According to Last, it was not so long ago that Cruz saw impeaching the president in a far different light.
"Back in 2013 Ted Cruz was giving a speech in Conroe, Texas, when an audience member asked, 'Why don’t we impeach him [Obama]?'
Cruz’s response: 'It’s a good question," Last recalled. "The only reason not to impeach Obama, he said, was purely tactical: Not enough votes in the Senate. A few months later, Cruz sat down for an interview with Newsmax and was asked about impeaching Obama again. He ducked and swerved. He said that Obama’s 'lawless' behavior was 'deeply dangerous.' But he wouldn’t say, No. This is stupid. You don’t impeach presidents just because you dislike them."
"Rafael Edward Cruz, America’s grand constitutional conservative, didn’t want to influence members of the House of Representatives by saying outright that President Obama should be impeached. But he didn’t want to say that Obama shouldn’t be impeached, either," the columnist explained. " So instead he gifted unto the nation his Solomonic refusal to say what he thought about impeachment at all, even though—nudge-nudge, wink-wink—what are you supposed to do with "deeply dangerous,' 'lawless' presidents?"

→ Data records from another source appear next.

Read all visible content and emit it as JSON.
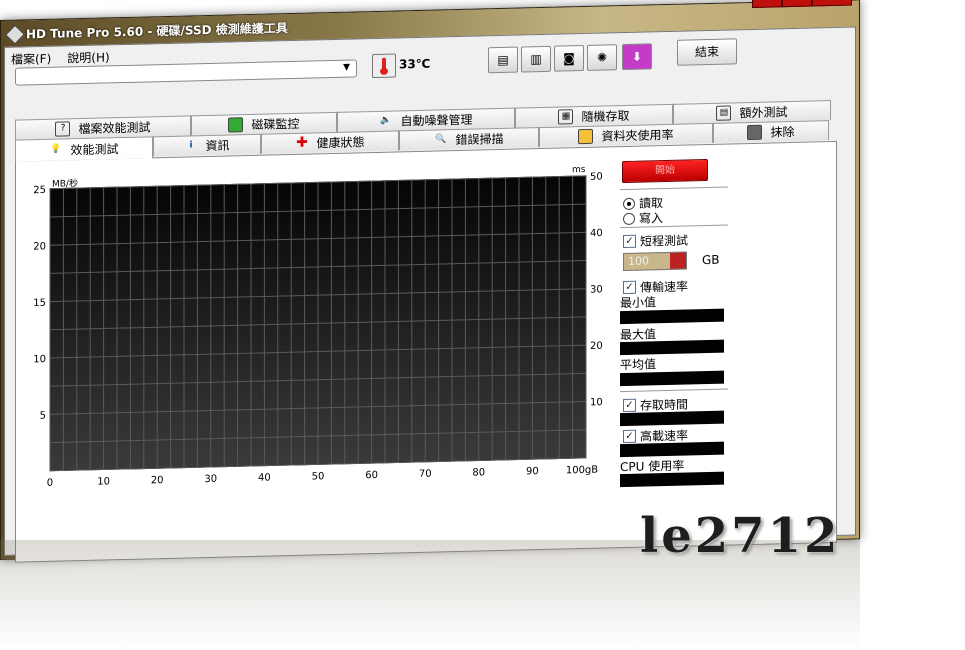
{
  "window": {
    "title": "HD Tune Pro 5.60 - 硬碟/SSD 檢測維護工具",
    "controls": [
      "▬",
      "❐",
      "✕"
    ]
  },
  "menu": [
    "檔案(F)",
    "說明(H)"
  ],
  "toolbar": {
    "drive_value": "",
    "temperature": "33℃",
    "exit_label": "結束",
    "tool_icons": [
      "copy-text-icon",
      "copy-info-icon",
      "screenshot-icon",
      "options-icon",
      "download-icon"
    ]
  },
  "tabs_top": [
    {
      "label": "檔案效能測試",
      "icon": "file-benchmark-icon"
    },
    {
      "label": "磁碟監控",
      "icon": "disk-monitor-icon"
    },
    {
      "label": "自動噪聲管理",
      "icon": "speaker-icon"
    },
    {
      "label": "隨機存取",
      "icon": "random-access-icon"
    },
    {
      "label": "額外測試",
      "icon": "extra-tests-icon"
    }
  ],
  "tabs_bottom": [
    {
      "label": "效能測試",
      "icon": "benchmark-icon",
      "active": true
    },
    {
      "label": "資訊",
      "icon": "info-icon"
    },
    {
      "label": "健康狀態",
      "icon": "health-icon"
    },
    {
      "label": "錯誤掃描",
      "icon": "error-scan-icon"
    },
    {
      "label": "資料夾使用率",
      "icon": "folder-usage-icon"
    },
    {
      "label": "抹除",
      "icon": "erase-icon"
    }
  ],
  "chart_data": {
    "type": "line",
    "xlabel": "gB",
    "ylabel_left": "MB/秒",
    "ylabel_right": "ms",
    "x_ticks": [
      "0",
      "10",
      "20",
      "30",
      "40",
      "50",
      "60",
      "70",
      "80",
      "90",
      "100gB"
    ],
    "y_left_ticks": [
      "25",
      "20",
      "15",
      "10",
      "5"
    ],
    "y_right_ticks": [
      "50",
      "40",
      "30",
      "20",
      "10"
    ],
    "xlim": [
      0,
      100
    ],
    "ylim_left": [
      0,
      25
    ],
    "ylim_right": [
      0,
      50
    ],
    "grid": true,
    "series": []
  },
  "controls": {
    "start_label": "開始",
    "mode_read": "讀取",
    "mode_write": "寫入",
    "short_test": "短程測試",
    "gb_value": "100",
    "gb_unit": "GB",
    "transfer_rate": "傳輸速率",
    "min_label": "最小值",
    "max_label": "最大值",
    "avg_label": "平均值",
    "access_time": "存取時間",
    "burst_rate": "高載速率",
    "cpu_usage": "CPU 使用率"
  },
  "watermark": "le2712"
}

"When the issue is impeaching Obama, Cruz didn’t want to prejudge anything. He wanted to focus on letting the House do its job of deliberating on article of impeachment, after which he would exercise his best judgment—but only after taking in the full array of facts'" Last continued. "Now that the issue is impeaching Trump, Cruz has looked at two weeks worth of facts and knows enough to declare that this entire House 'circus' is nothing more than 'an attempt find any reason under the sun to impeach the president and undo the results of the last election.'"
After also taking shots at a rogue's gallery of Republicans, still in office and out, who hounded Obama and wanted him forced from office, Last said their defense of Trump -- or outright silence on the Ukraine scandal -- means they shouldn't be taken seriously.
"Reasonable people can disagree about whether or not the already-proven facts concerning Trump and Ukraine are sufficient to warrant impeachment. But reasonable people can not have argued that Obama committed impeachable offenses and that we already know, for sure, that Trump has not," he wrote, before adding, "Anyone from this Venn diagram who now wants to con-splain to you why akshually, Trump did nothing wrong and this is just a coup attempt by politically-motivated Democrats who are rushing to conclusions is a bad-actor or a hack. There is no reason you—or anyone else—should put stock in anything they say."
You can read the whole piece here.